● Exercise directions
Work through the data below and give the number of lines holding the word "صوتيه", without any other text.
++++ Data section ++++
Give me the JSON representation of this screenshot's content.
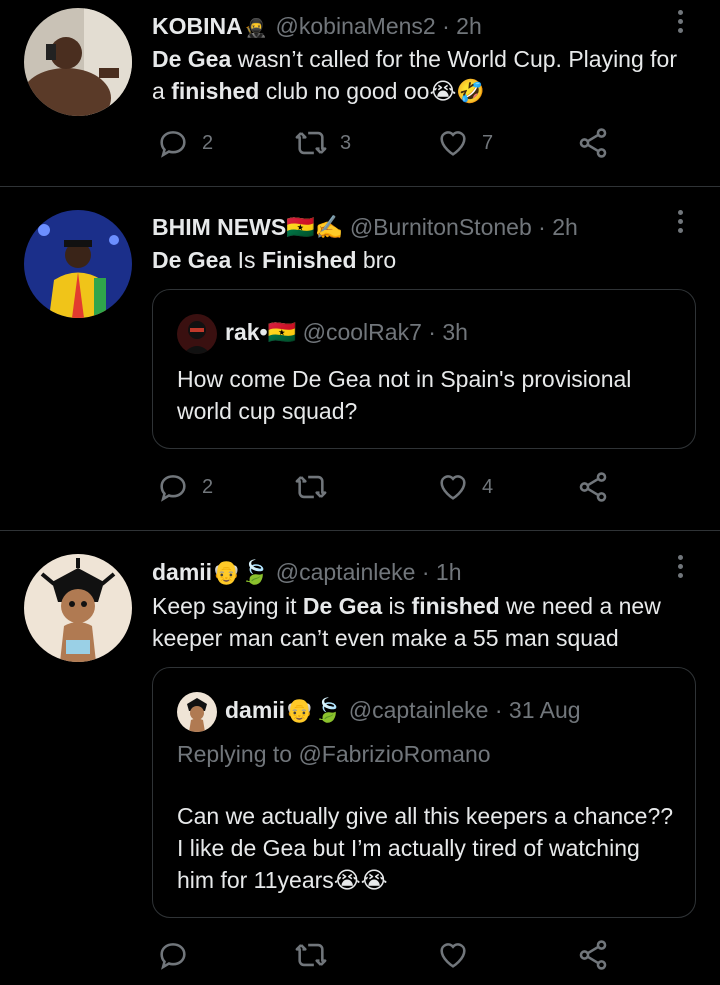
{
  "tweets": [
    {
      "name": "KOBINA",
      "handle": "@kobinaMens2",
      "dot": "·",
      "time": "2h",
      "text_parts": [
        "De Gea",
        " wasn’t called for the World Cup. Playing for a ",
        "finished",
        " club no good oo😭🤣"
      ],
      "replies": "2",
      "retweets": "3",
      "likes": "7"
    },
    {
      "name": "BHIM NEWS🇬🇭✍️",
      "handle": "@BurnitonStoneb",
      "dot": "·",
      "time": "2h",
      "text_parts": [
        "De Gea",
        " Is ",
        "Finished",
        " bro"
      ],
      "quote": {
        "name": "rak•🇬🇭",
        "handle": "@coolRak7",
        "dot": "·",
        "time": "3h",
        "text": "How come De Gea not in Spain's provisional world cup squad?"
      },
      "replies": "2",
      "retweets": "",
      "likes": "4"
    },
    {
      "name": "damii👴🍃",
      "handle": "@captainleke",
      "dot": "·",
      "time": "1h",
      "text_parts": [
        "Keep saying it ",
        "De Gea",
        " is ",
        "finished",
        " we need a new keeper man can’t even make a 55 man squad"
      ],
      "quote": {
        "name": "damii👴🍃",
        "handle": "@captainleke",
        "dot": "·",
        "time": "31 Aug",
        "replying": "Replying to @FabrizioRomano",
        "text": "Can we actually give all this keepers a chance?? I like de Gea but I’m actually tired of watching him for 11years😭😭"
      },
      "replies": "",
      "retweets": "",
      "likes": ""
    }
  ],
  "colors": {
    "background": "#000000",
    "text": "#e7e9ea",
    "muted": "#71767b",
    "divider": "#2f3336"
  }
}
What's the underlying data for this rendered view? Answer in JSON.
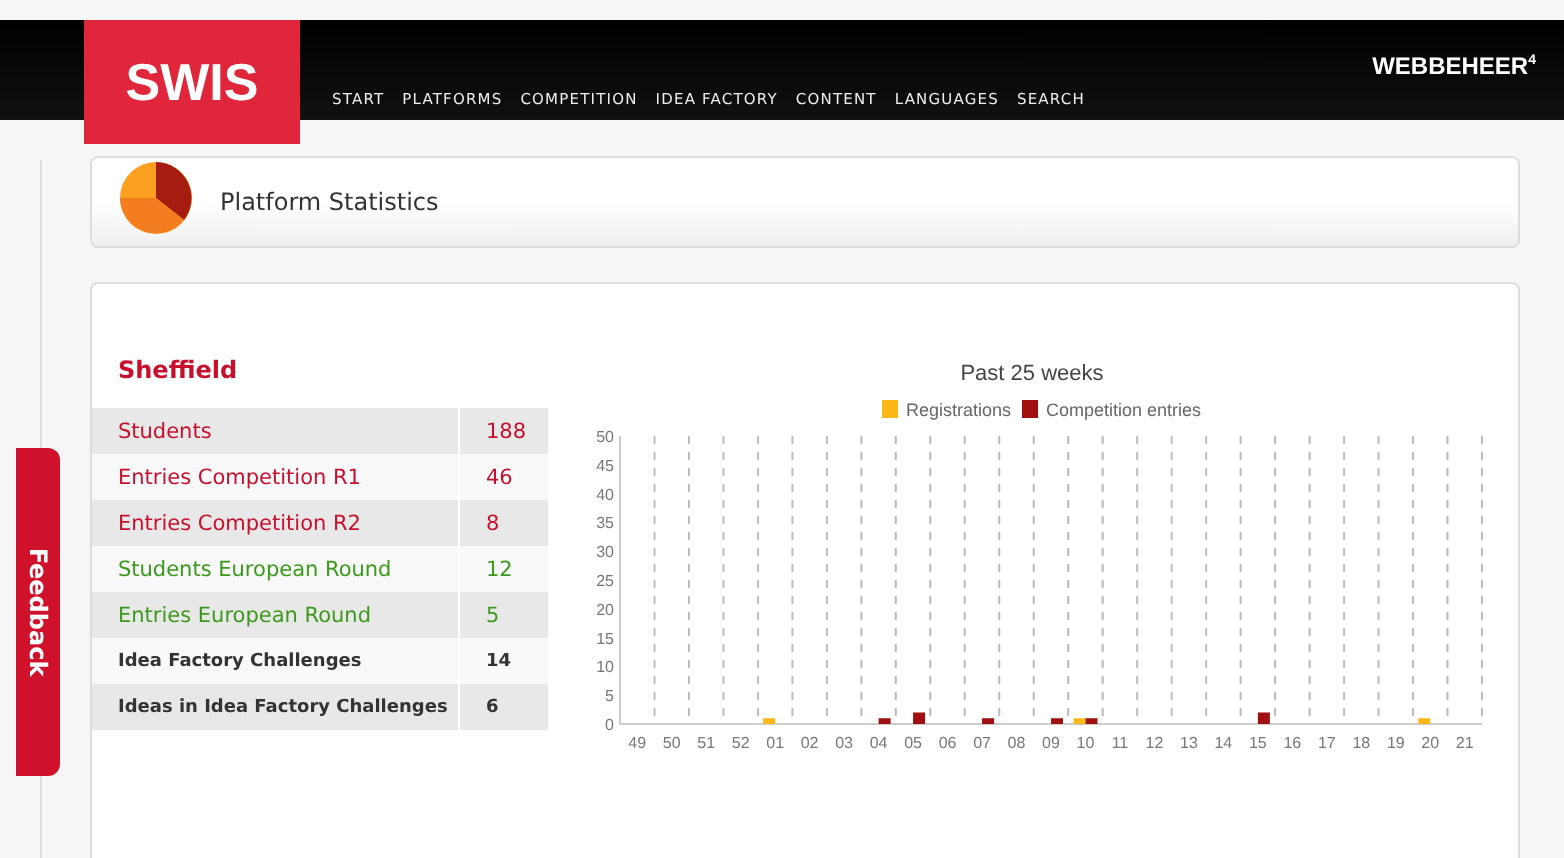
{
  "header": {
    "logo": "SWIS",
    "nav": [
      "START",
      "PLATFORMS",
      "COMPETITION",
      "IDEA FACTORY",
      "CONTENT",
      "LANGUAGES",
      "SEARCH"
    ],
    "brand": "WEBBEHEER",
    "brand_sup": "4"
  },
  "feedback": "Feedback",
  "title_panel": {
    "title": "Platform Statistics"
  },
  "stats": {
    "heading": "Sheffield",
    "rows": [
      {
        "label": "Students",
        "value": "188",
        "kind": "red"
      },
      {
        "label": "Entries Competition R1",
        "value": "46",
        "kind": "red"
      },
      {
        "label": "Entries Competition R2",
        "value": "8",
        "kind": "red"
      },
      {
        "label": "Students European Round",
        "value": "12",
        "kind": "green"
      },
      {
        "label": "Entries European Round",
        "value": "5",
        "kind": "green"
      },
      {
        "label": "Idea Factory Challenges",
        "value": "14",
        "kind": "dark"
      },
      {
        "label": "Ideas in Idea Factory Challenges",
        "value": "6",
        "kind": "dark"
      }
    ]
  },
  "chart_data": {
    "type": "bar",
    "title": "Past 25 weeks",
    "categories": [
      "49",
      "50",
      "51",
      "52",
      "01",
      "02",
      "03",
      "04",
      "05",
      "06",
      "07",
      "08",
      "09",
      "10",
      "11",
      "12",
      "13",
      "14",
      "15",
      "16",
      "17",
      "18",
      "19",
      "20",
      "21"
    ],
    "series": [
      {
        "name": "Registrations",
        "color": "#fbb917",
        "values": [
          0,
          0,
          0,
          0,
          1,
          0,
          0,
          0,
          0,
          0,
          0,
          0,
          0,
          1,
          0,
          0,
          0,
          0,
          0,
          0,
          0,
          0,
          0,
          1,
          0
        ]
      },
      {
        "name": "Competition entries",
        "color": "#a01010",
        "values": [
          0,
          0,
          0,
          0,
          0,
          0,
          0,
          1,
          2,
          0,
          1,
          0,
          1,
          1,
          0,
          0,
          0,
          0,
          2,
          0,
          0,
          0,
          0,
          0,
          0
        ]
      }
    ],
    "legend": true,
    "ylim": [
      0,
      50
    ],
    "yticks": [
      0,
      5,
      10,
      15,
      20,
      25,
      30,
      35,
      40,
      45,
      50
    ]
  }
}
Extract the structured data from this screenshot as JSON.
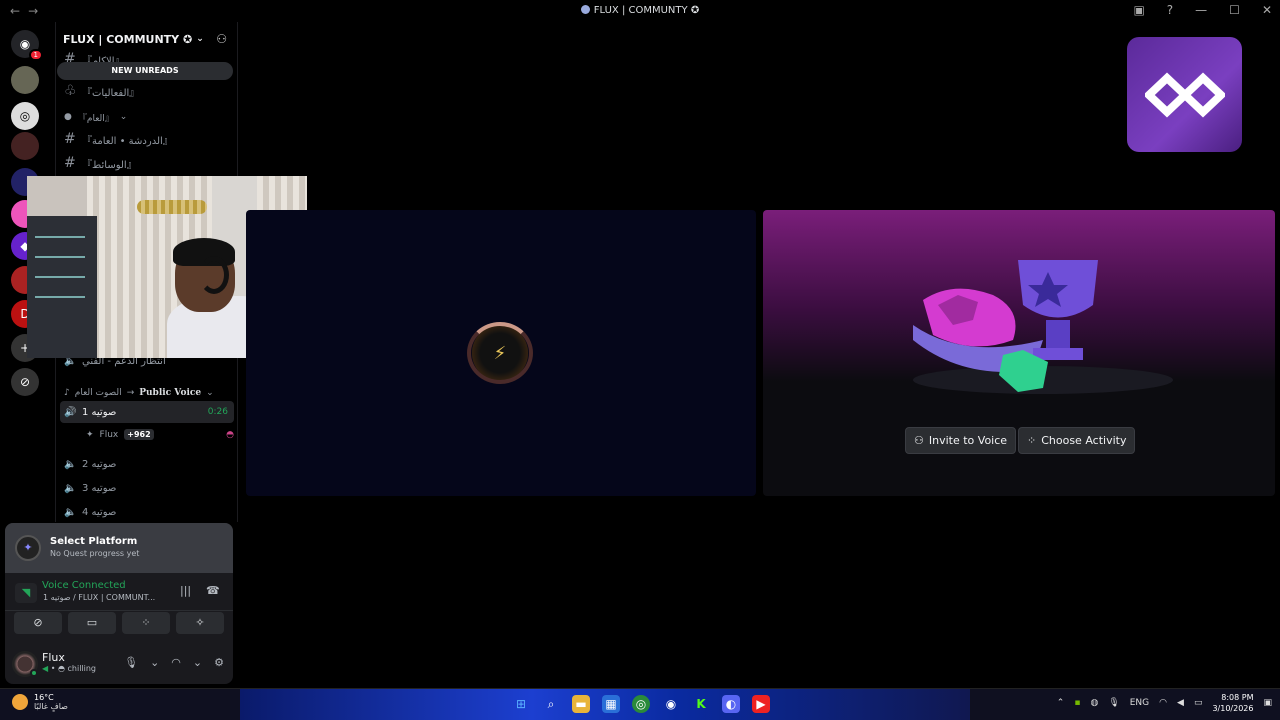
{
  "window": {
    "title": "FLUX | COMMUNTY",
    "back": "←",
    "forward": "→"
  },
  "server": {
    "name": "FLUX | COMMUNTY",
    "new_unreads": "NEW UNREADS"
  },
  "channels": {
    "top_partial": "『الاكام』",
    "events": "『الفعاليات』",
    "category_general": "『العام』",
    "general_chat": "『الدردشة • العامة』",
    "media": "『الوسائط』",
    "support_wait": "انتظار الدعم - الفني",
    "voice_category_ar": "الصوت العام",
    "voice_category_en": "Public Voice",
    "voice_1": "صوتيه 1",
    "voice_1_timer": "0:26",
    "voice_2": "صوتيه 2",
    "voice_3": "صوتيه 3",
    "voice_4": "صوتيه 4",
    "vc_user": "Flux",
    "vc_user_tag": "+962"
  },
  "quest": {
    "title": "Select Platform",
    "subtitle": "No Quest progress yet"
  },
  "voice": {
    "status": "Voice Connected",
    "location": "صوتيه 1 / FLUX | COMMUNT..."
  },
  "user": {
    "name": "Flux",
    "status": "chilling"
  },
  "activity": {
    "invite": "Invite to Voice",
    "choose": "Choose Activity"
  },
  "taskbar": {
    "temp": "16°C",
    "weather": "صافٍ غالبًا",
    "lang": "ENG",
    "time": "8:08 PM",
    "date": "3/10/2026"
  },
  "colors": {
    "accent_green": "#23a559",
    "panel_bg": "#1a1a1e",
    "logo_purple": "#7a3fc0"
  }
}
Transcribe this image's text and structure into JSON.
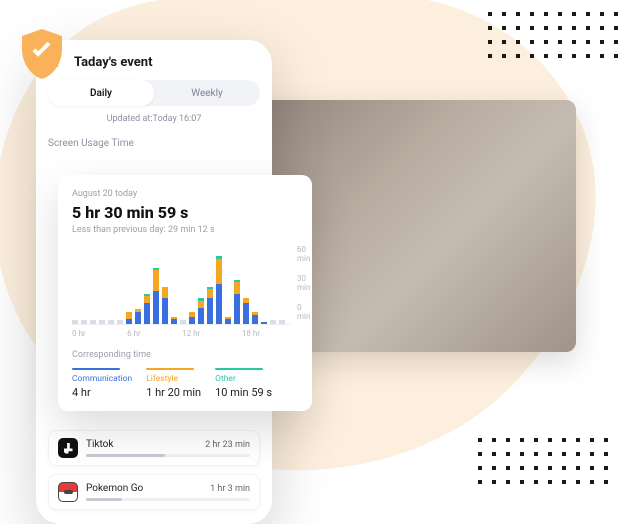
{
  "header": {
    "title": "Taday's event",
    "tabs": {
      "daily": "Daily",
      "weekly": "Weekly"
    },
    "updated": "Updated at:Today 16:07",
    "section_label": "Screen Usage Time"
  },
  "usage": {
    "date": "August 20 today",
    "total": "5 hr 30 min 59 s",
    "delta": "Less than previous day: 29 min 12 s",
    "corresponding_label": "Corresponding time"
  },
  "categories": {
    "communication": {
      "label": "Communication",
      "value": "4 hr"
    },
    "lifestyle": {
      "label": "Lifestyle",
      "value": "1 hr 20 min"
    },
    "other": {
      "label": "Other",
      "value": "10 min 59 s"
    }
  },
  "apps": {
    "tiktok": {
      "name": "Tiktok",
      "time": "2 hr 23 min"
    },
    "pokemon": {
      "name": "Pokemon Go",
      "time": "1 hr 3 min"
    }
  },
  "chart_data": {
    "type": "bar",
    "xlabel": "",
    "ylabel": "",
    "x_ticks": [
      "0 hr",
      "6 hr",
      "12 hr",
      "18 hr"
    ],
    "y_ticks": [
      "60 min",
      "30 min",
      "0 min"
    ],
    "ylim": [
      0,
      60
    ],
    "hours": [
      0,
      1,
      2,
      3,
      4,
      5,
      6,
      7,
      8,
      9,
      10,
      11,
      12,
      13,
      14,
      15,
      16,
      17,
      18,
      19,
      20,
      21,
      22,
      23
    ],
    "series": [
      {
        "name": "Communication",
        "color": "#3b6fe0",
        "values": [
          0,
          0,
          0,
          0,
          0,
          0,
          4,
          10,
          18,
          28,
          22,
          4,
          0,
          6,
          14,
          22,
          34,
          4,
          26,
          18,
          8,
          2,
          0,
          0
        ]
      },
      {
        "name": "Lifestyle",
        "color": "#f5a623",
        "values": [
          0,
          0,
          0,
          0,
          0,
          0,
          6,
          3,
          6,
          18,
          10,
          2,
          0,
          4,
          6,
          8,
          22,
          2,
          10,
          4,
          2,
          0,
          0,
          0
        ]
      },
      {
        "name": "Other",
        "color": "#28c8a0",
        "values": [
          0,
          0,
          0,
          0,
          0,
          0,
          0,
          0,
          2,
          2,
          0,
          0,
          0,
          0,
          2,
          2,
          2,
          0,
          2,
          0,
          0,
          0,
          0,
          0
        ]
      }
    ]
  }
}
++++
● Response to this exercise
5